However, the third convict Jimmy Lwamafa, former permanent secretary, had not yet applied for bail by last Friday and it was not readily established whether he would or not.
In his affidavit in support of his bail application, Kunsa states that due to the huge case backlog at the Court of Appeal, the hearing of his appeal may delay as he continues to languish in Luzira prison yet he has high chances of winning the appeal.
“I have been informed by my lawyers that due to the busy schedule of this honorable court, there is a possibility of substantial delay in prosecuting the appeal. It’s in the interest of justice that bail be granted to the applicant (Kunsa) pending the hearing and determination of the said appeal…” Kunsa states in his affidavit in court.
He also argues that the corruption offences he was convicted of do not involve personal violence and in a similar case of Shs165billion alleged scam, he was released on bail and continued reporting to court as directed until the matter was dismissed for lack of prosecution.
He says that this shows he is a law abiding citizen who will not abscond if he is released on bail and therefore qualifies for bail.

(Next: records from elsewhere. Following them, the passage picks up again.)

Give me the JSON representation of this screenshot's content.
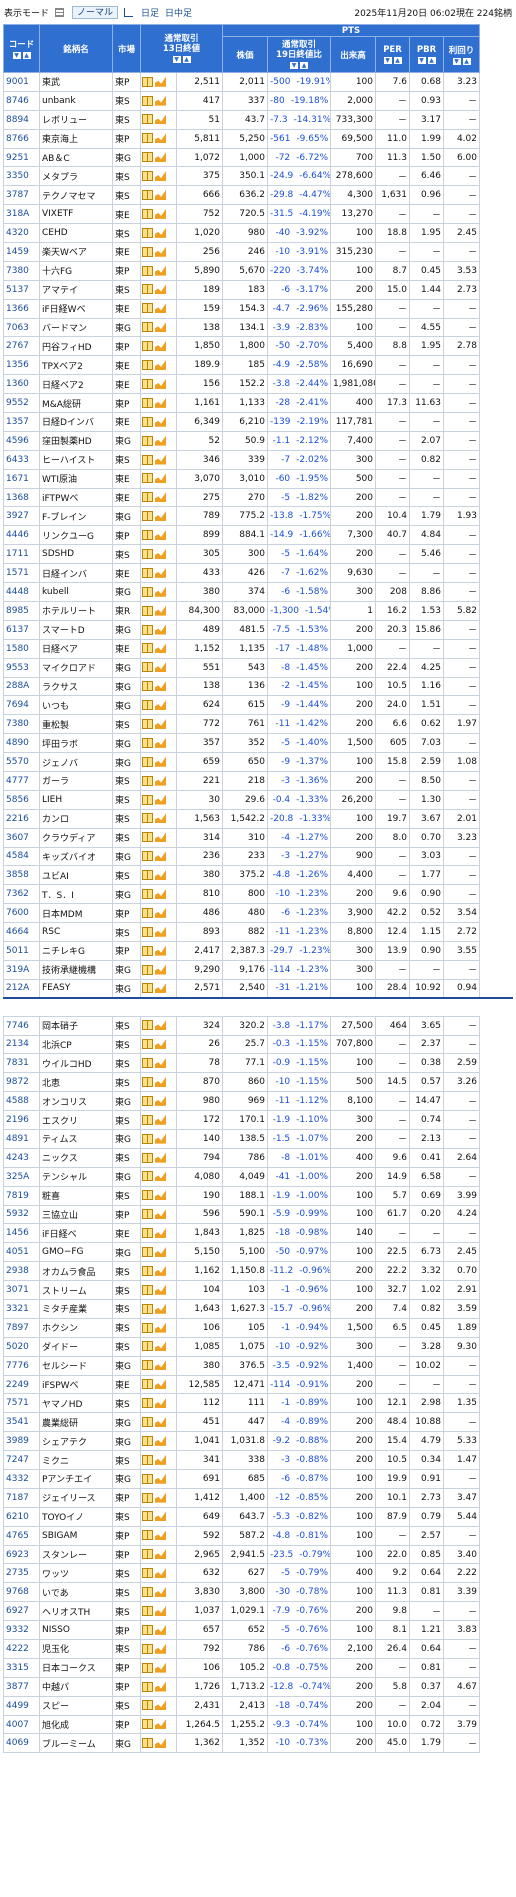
{
  "header": {
    "mode_label": "表示モード",
    "normal": "ノーマル",
    "daily": "日足",
    "intraday": "日中足",
    "timestamp": "2025年11月20日 06:02現在 224銘柄"
  },
  "columns": {
    "code": "コード",
    "name": "銘柄名",
    "market": "市場",
    "regular": "通常取引\n13日終値",
    "pts": "PTS",
    "price": "株価",
    "change": "通常取引\n19日終値比",
    "volume": "出来高",
    "per": "PER",
    "pbr": "PBR",
    "yield": "利回り"
  },
  "rows1": [
    [
      "9001",
      "東武",
      "東P",
      "2,511",
      "2,011",
      "-500",
      "-19.91%",
      "100",
      "7.6",
      "0.68",
      "3.23"
    ],
    [
      "8746",
      "unbank",
      "東S",
      "417",
      "337",
      "-80",
      "-19.18%",
      "2,000",
      "－",
      "0.93",
      "－"
    ],
    [
      "8894",
      "レボリュー",
      "東S",
      "51",
      "43.7",
      "-7.3",
      "-14.31%",
      "733,300",
      "－",
      "3.17",
      "－"
    ],
    [
      "8766",
      "東京海上",
      "東P",
      "5,811",
      "5,250",
      "-561",
      "-9.65%",
      "69,500",
      "11.0",
      "1.99",
      "4.02"
    ],
    [
      "9251",
      "AB＆C",
      "東G",
      "1,072",
      "1,000",
      "-72",
      "-6.72%",
      "700",
      "11.3",
      "1.50",
      "6.00"
    ],
    [
      "3350",
      "メタプラ",
      "東S",
      "375",
      "350.1",
      "-24.9",
      "-6.64%",
      "278,600",
      "－",
      "6.46",
      "－"
    ],
    [
      "3787",
      "テクノマセマ",
      "東S",
      "666",
      "636.2",
      "-29.8",
      "-4.47%",
      "4,300",
      "1,631",
      "0.96",
      "－"
    ],
    [
      "318A",
      "VIXETF",
      "東E",
      "752",
      "720.5",
      "-31.5",
      "-4.19%",
      "13,270",
      "－",
      "－",
      "－"
    ],
    [
      "4320",
      "CEHD",
      "東S",
      "1,020",
      "980",
      "-40",
      "-3.92%",
      "100",
      "18.8",
      "1.95",
      "2.45"
    ],
    [
      "1459",
      "楽天Wベア",
      "東E",
      "256",
      "246",
      "-10",
      "-3.91%",
      "315,230",
      "－",
      "－",
      "－"
    ],
    [
      "7380",
      "十六FG",
      "東P",
      "5,890",
      "5,670",
      "-220",
      "-3.74%",
      "100",
      "8.7",
      "0.45",
      "3.53"
    ],
    [
      "5137",
      "アマテイ",
      "東S",
      "189",
      "183",
      "-6",
      "-3.17%",
      "200",
      "15.0",
      "1.44",
      "2.73"
    ],
    [
      "1366",
      "iF日経Wベ",
      "東E",
      "159",
      "154.3",
      "-4.7",
      "-2.96%",
      "155,280",
      "－",
      "－",
      "－"
    ],
    [
      "7063",
      "バードマン",
      "東G",
      "138",
      "134.1",
      "-3.9",
      "-2.83%",
      "100",
      "－",
      "4.55",
      "－"
    ],
    [
      "2767",
      "円谷フィHD",
      "東P",
      "1,850",
      "1,800",
      "-50",
      "-2.70%",
      "5,400",
      "8.8",
      "1.95",
      "2.78"
    ],
    [
      "1356",
      "TPXベア2",
      "東E",
      "189.9",
      "185",
      "-4.9",
      "-2.58%",
      "16,690",
      "－",
      "－",
      "－"
    ],
    [
      "1360",
      "日経ベア2",
      "東E",
      "156",
      "152.2",
      "-3.8",
      "-2.44%",
      "1,981,080",
      "－",
      "－",
      "－"
    ],
    [
      "9552",
      "M&A総研",
      "東P",
      "1,161",
      "1,133",
      "-28",
      "-2.41%",
      "400",
      "17.3",
      "11.63",
      "－"
    ],
    [
      "1357",
      "日経Dインバ",
      "東E",
      "6,349",
      "6,210",
      "-139",
      "-2.19%",
      "117,781",
      "－",
      "－",
      "－"
    ],
    [
      "4596",
      "窪田製薬HD",
      "東G",
      "52",
      "50.9",
      "-1.1",
      "-2.12%",
      "7,400",
      "－",
      "2.07",
      "－"
    ],
    [
      "6433",
      "ヒーハイスト",
      "東S",
      "346",
      "339",
      "-7",
      "-2.02%",
      "300",
      "－",
      "0.82",
      "－"
    ],
    [
      "1671",
      "WTI原油",
      "東E",
      "3,070",
      "3,010",
      "-60",
      "-1.95%",
      "500",
      "－",
      "－",
      "－"
    ],
    [
      "1368",
      "iFTPWベ",
      "東E",
      "275",
      "270",
      "-5",
      "-1.82%",
      "200",
      "－",
      "－",
      "－"
    ],
    [
      "3927",
      "F-ブレイン",
      "東G",
      "789",
      "775.2",
      "-13.8",
      "-1.75%",
      "200",
      "10.4",
      "1.79",
      "1.93"
    ],
    [
      "4446",
      "リンクユーG",
      "東P",
      "899",
      "884.1",
      "-14.9",
      "-1.66%",
      "7,300",
      "40.7",
      "4.84",
      "－"
    ],
    [
      "1711",
      "SDSHD",
      "東S",
      "305",
      "300",
      "-5",
      "-1.64%",
      "200",
      "－",
      "5.46",
      "－"
    ],
    [
      "1571",
      "日経インバ",
      "東E",
      "433",
      "426",
      "-7",
      "-1.62%",
      "9,630",
      "－",
      "－",
      "－"
    ],
    [
      "4448",
      "kubell",
      "東G",
      "380",
      "374",
      "-6",
      "-1.58%",
      "300",
      "208",
      "8.86",
      "－"
    ],
    [
      "8985",
      "ホテルリート",
      "東R",
      "84,300",
      "83,000",
      "-1,300",
      "-1.54%",
      "1",
      "16.2",
      "1.53",
      "5.82"
    ],
    [
      "6137",
      "スマートD",
      "東G",
      "489",
      "481.5",
      "-7.5",
      "-1.53%",
      "200",
      "20.3",
      "15.86",
      "－"
    ],
    [
      "1580",
      "日経ベア",
      "東E",
      "1,152",
      "1,135",
      "-17",
      "-1.48%",
      "1,000",
      "－",
      "－",
      "－"
    ],
    [
      "9553",
      "マイクロアド",
      "東G",
      "551",
      "543",
      "-8",
      "-1.45%",
      "200",
      "22.4",
      "4.25",
      "－"
    ],
    [
      "288A",
      "ラクサス",
      "東G",
      "138",
      "136",
      "-2",
      "-1.45%",
      "100",
      "10.5",
      "1.16",
      "－"
    ],
    [
      "7694",
      "いつも",
      "東G",
      "624",
      "615",
      "-9",
      "-1.44%",
      "200",
      "24.0",
      "1.51",
      "－"
    ],
    [
      "7380",
      "重松製",
      "東S",
      "772",
      "761",
      "-11",
      "-1.42%",
      "200",
      "6.6",
      "0.62",
      "1.97"
    ],
    [
      "4890",
      "坪田ラボ",
      "東G",
      "357",
      "352",
      "-5",
      "-1.40%",
      "1,500",
      "605",
      "7.03",
      "－"
    ],
    [
      "5570",
      "ジェノバ",
      "東G",
      "659",
      "650",
      "-9",
      "-1.37%",
      "100",
      "15.8",
      "2.59",
      "1.08"
    ],
    [
      "4777",
      "ガーラ",
      "東S",
      "221",
      "218",
      "-3",
      "-1.36%",
      "200",
      "－",
      "8.50",
      "－"
    ],
    [
      "5856",
      "LIEH",
      "東S",
      "30",
      "29.6",
      "-0.4",
      "-1.33%",
      "26,200",
      "－",
      "1.30",
      "－"
    ],
    [
      "2216",
      "カンロ",
      "東S",
      "1,563",
      "1,542.2",
      "-20.8",
      "-1.33%",
      "100",
      "19.7",
      "3.67",
      "2.01"
    ],
    [
      "3607",
      "クラウディア",
      "東S",
      "314",
      "310",
      "-4",
      "-1.27%",
      "200",
      "8.0",
      "0.70",
      "3.23"
    ],
    [
      "4584",
      "キッズバイオ",
      "東G",
      "236",
      "233",
      "-3",
      "-1.27%",
      "900",
      "－",
      "3.03",
      "－"
    ],
    [
      "3858",
      "ユビAI",
      "東S",
      "380",
      "375.2",
      "-4.8",
      "-1.26%",
      "4,400",
      "－",
      "1.77",
      "－"
    ],
    [
      "7362",
      "T．S．I",
      "東G",
      "810",
      "800",
      "-10",
      "-1.23%",
      "200",
      "9.6",
      "0.90",
      "－"
    ],
    [
      "7600",
      "日本MDM",
      "東P",
      "486",
      "480",
      "-6",
      "-1.23%",
      "3,900",
      "42.2",
      "0.52",
      "3.54"
    ],
    [
      "4664",
      "RSC",
      "東S",
      "893",
      "882",
      "-11",
      "-1.23%",
      "8,800",
      "12.4",
      "1.15",
      "2.72"
    ],
    [
      "5011",
      "ニチレキG",
      "東P",
      "2,417",
      "2,387.3",
      "-29.7",
      "-1.23%",
      "300",
      "13.9",
      "0.90",
      "3.55"
    ],
    [
      "319A",
      "技術承継機構",
      "東G",
      "9,290",
      "9,176",
      "-114",
      "-1.23%",
      "300",
      "－",
      "－",
      "－"
    ],
    [
      "212A",
      "FEASY",
      "東G",
      "2,571",
      "2,540",
      "-31",
      "-1.21%",
      "100",
      "28.4",
      "10.92",
      "0.94"
    ]
  ],
  "rows2": [
    [
      "7746",
      "岡本硝子",
      "東S",
      "324",
      "320.2",
      "-3.8",
      "-1.17%",
      "27,500",
      "464",
      "3.65",
      "－"
    ],
    [
      "2134",
      "北浜CP",
      "東S",
      "26",
      "25.7",
      "-0.3",
      "-1.15%",
      "707,800",
      "－",
      "2.37",
      "－"
    ],
    [
      "7831",
      "ウイルコHD",
      "東S",
      "78",
      "77.1",
      "-0.9",
      "-1.15%",
      "100",
      "－",
      "0.38",
      "2.59"
    ],
    [
      "9872",
      "北恵",
      "東S",
      "870",
      "860",
      "-10",
      "-1.15%",
      "500",
      "14.5",
      "0.57",
      "3.26"
    ],
    [
      "4588",
      "オンコリス",
      "東G",
      "980",
      "969",
      "-11",
      "-1.12%",
      "8,100",
      "－",
      "14.47",
      "－"
    ],
    [
      "2196",
      "エスクリ",
      "東S",
      "172",
      "170.1",
      "-1.9",
      "-1.10%",
      "300",
      "－",
      "0.74",
      "－"
    ],
    [
      "4891",
      "ティムス",
      "東G",
      "140",
      "138.5",
      "-1.5",
      "-1.07%",
      "200",
      "－",
      "2.13",
      "－"
    ],
    [
      "4243",
      "ニックス",
      "東S",
      "794",
      "786",
      "-8",
      "-1.01%",
      "400",
      "9.6",
      "0.41",
      "2.64"
    ],
    [
      "325A",
      "テンシャル",
      "東G",
      "4,080",
      "4,049",
      "-41",
      "-1.00%",
      "200",
      "14.9",
      "6.58",
      "－"
    ],
    [
      "7819",
      "粧喜",
      "東S",
      "190",
      "188.1",
      "-1.9",
      "-1.00%",
      "100",
      "5.7",
      "0.69",
      "3.99"
    ],
    [
      "5932",
      "三協立山",
      "東P",
      "596",
      "590.1",
      "-5.9",
      "-0.99%",
      "100",
      "61.7",
      "0.20",
      "4.24"
    ],
    [
      "1456",
      "iF日経ベ",
      "東E",
      "1,843",
      "1,825",
      "-18",
      "-0.98%",
      "140",
      "－",
      "－",
      "－"
    ],
    [
      "4051",
      "GMO−FG",
      "東G",
      "5,150",
      "5,100",
      "-50",
      "-0.97%",
      "100",
      "22.5",
      "6.73",
      "2.45"
    ],
    [
      "2938",
      "オカムラ食品",
      "東S",
      "1,162",
      "1,150.8",
      "-11.2",
      "-0.96%",
      "200",
      "22.2",
      "3.32",
      "0.70"
    ],
    [
      "3071",
      "ストリーム",
      "東S",
      "104",
      "103",
      "-1",
      "-0.96%",
      "100",
      "32.7",
      "1.02",
      "2.91"
    ],
    [
      "3321",
      "ミタチ産業",
      "東S",
      "1,643",
      "1,627.3",
      "-15.7",
      "-0.96%",
      "200",
      "7.4",
      "0.82",
      "3.59"
    ],
    [
      "7897",
      "ホクシン",
      "東S",
      "106",
      "105",
      "-1",
      "-0.94%",
      "1,500",
      "6.5",
      "0.45",
      "1.89"
    ],
    [
      "5020",
      "ダイドー",
      "東S",
      "1,085",
      "1,075",
      "-10",
      "-0.92%",
      "300",
      "－",
      "3.28",
      "9.30"
    ],
    [
      "7776",
      "セルシード",
      "東G",
      "380",
      "376.5",
      "-3.5",
      "-0.92%",
      "1,400",
      "－",
      "10.02",
      "－"
    ],
    [
      "2249",
      "iFSPWベ",
      "東E",
      "12,585",
      "12,471",
      "-114",
      "-0.91%",
      "200",
      "－",
      "－",
      "－"
    ],
    [
      "7571",
      "ヤマノHD",
      "東S",
      "112",
      "111",
      "-1",
      "-0.89%",
      "100",
      "12.1",
      "2.98",
      "1.35"
    ],
    [
      "3541",
      "農業総研",
      "東G",
      "451",
      "447",
      "-4",
      "-0.89%",
      "200",
      "48.4",
      "10.88",
      "－"
    ],
    [
      "3989",
      "シェアテク",
      "東G",
      "1,041",
      "1,031.8",
      "-9.2",
      "-0.88%",
      "200",
      "15.4",
      "4.79",
      "5.33"
    ],
    [
      "7247",
      "ミクニ",
      "東S",
      "341",
      "338",
      "-3",
      "-0.88%",
      "200",
      "10.5",
      "0.34",
      "1.47"
    ],
    [
      "4332",
      "Pアンチエイ",
      "東G",
      "691",
      "685",
      "-6",
      "-0.87%",
      "100",
      "19.9",
      "0.91",
      "－"
    ],
    [
      "7187",
      "ジェイリース",
      "東P",
      "1,412",
      "1,400",
      "-12",
      "-0.85%",
      "200",
      "10.1",
      "2.73",
      "3.47"
    ],
    [
      "6210",
      "TOYOイノ",
      "東S",
      "649",
      "643.7",
      "-5.3",
      "-0.82%",
      "100",
      "87.9",
      "0.79",
      "5.44"
    ],
    [
      "4765",
      "SBIGAM",
      "東P",
      "592",
      "587.2",
      "-4.8",
      "-0.81%",
      "100",
      "－",
      "2.57",
      "－"
    ],
    [
      "6923",
      "スタンレー",
      "東P",
      "2,965",
      "2,941.5",
      "-23.5",
      "-0.79%",
      "100",
      "22.0",
      "0.85",
      "3.40"
    ],
    [
      "2735",
      "ワッツ",
      "東S",
      "632",
      "627",
      "-5",
      "-0.79%",
      "400",
      "9.2",
      "0.64",
      "2.22"
    ],
    [
      "9768",
      "いであ",
      "東S",
      "3,830",
      "3,800",
      "-30",
      "-0.78%",
      "100",
      "11.3",
      "0.81",
      "3.39"
    ],
    [
      "6927",
      "ヘリオスTH",
      "東S",
      "1,037",
      "1,029.1",
      "-7.9",
      "-0.76%",
      "200",
      "9.8",
      "－",
      "－"
    ],
    [
      "9332",
      "NISSO",
      "東P",
      "657",
      "652",
      "-5",
      "-0.76%",
      "100",
      "8.1",
      "1.21",
      "3.83"
    ],
    [
      "4222",
      "児玉化",
      "東S",
      "792",
      "786",
      "-6",
      "-0.76%",
      "2,100",
      "26.4",
      "0.64",
      "－"
    ],
    [
      "3315",
      "日本コークス",
      "東P",
      "106",
      "105.2",
      "-0.8",
      "-0.75%",
      "200",
      "－",
      "0.81",
      "－"
    ],
    [
      "3877",
      "中越パ",
      "東P",
      "1,726",
      "1,713.2",
      "-12.8",
      "-0.74%",
      "200",
      "5.8",
      "0.37",
      "4.67"
    ],
    [
      "4499",
      "スピー",
      "東S",
      "2,431",
      "2,413",
      "-18",
      "-0.74%",
      "200",
      "－",
      "2.04",
      "－"
    ],
    [
      "4007",
      "旭化成",
      "東P",
      "1,264.5",
      "1,255.2",
      "-9.3",
      "-0.74%",
      "100",
      "10.0",
      "0.72",
      "3.79"
    ],
    [
      "4069",
      "ブルーミーム",
      "東G",
      "1,362",
      "1,352",
      "-10",
      "-0.73%",
      "200",
      "45.0",
      "1.79",
      "－"
    ]
  ]
}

On November 11 2016, the Anti-Corruption Court convicted the three officials of ten corruption charges for having fraudulently budgeted for Shs88.2bn of pension money as purported contributions to the National Social Security Fund, very knowing that civil servants don’t contribute to NSSF.
The prosecution said the same money ended up being paid to ghost pensioners, with the convicts the most likely ultimate beneficiaries, thus causing government a financial loss.
In his judgment, Justice Lawrence Gidudu, ordered the trio to jointly refund Shs50bn to government.
They appealed the judgment and the hearing date is yet to be set.
In justifying his application for bail, Kunsa says he is of advanced age (59), has substantial sureties and is in need of urgent medical care because he suffers respiratory complications which cannot be properly treated in prison and has a permanent residence in Luwafu, Makindye Division.
Two months ago, the Director of Public Prosecutions (DPP) started the recovery process of Shs50bn the court ordered the convicts to refund last year.
Lwamafa, Obey and Kunsa were sentenced to seven, 10 and five years respectively basing on each one’s extent of culpability in the pension money plunder.
The judge observed in his verdict that the scheme to steal the pension money in question was originated in the Public Service Ministry, smoothened in the Ministry of Finance and perfected in Cairo Bank where the cash was eventually paid out to ghost pensioners.